Data records:

● ● ● ●

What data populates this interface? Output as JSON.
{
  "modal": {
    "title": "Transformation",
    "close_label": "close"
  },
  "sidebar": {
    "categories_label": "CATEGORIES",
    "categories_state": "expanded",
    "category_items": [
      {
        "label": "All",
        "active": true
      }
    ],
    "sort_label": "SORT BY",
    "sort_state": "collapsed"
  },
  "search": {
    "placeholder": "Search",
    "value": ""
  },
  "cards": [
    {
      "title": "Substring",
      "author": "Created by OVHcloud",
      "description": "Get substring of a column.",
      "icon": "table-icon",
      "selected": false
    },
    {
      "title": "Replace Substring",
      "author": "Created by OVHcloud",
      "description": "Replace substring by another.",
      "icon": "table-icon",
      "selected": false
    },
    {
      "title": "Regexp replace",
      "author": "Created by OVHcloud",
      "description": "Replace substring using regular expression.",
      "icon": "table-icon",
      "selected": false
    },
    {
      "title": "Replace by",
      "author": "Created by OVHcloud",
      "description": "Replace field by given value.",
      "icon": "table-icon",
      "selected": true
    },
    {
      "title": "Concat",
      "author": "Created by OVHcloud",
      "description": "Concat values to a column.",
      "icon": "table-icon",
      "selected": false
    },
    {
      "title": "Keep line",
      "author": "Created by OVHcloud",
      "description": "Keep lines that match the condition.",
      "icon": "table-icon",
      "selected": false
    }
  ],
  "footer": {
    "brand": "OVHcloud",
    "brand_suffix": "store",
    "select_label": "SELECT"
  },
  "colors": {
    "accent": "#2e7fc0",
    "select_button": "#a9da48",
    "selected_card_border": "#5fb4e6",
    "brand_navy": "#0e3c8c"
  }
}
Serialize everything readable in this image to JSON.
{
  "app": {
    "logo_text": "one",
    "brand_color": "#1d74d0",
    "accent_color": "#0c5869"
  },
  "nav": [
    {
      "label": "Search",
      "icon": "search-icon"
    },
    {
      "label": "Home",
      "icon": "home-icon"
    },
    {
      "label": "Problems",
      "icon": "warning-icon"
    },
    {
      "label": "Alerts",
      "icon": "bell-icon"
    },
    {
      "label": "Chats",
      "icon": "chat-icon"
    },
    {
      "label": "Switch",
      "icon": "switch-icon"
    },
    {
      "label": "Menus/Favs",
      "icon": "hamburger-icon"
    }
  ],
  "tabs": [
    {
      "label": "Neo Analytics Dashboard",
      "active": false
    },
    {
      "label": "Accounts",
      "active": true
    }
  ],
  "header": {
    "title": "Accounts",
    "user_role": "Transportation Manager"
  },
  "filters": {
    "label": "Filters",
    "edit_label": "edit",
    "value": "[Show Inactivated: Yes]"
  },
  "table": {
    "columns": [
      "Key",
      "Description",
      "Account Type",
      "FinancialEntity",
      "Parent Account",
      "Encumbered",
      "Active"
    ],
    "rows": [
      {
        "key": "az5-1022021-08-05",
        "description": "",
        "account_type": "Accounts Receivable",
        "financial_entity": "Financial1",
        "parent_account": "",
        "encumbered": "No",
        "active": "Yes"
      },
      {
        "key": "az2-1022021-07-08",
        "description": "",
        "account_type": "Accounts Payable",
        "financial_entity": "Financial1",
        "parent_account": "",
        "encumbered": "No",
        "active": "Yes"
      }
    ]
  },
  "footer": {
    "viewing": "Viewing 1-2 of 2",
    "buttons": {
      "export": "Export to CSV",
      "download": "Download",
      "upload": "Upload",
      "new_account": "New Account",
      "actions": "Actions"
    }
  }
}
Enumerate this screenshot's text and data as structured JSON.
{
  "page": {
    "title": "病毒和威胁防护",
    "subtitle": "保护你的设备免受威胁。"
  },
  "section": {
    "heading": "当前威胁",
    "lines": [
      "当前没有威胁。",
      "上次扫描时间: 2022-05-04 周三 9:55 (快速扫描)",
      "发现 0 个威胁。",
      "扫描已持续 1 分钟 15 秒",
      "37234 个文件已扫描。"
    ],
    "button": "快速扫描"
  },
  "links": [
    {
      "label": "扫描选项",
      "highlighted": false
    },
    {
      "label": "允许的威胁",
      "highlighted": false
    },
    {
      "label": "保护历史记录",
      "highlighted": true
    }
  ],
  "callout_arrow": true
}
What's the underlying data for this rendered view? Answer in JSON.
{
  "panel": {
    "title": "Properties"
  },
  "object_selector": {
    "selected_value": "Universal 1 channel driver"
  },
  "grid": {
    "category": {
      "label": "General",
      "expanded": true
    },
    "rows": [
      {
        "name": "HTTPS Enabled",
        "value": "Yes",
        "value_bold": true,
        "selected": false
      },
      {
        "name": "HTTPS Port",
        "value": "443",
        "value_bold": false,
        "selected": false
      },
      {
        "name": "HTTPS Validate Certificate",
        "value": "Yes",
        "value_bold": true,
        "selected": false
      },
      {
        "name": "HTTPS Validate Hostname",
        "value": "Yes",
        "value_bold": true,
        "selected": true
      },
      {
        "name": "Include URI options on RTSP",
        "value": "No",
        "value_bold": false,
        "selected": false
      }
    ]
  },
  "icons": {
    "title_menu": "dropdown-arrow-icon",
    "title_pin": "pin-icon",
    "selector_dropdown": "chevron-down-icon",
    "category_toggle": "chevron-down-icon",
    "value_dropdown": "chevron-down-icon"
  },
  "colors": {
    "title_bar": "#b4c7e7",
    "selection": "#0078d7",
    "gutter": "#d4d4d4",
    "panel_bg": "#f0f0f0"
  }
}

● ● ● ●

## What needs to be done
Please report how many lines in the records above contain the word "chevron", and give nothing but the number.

## Output for this exercise
3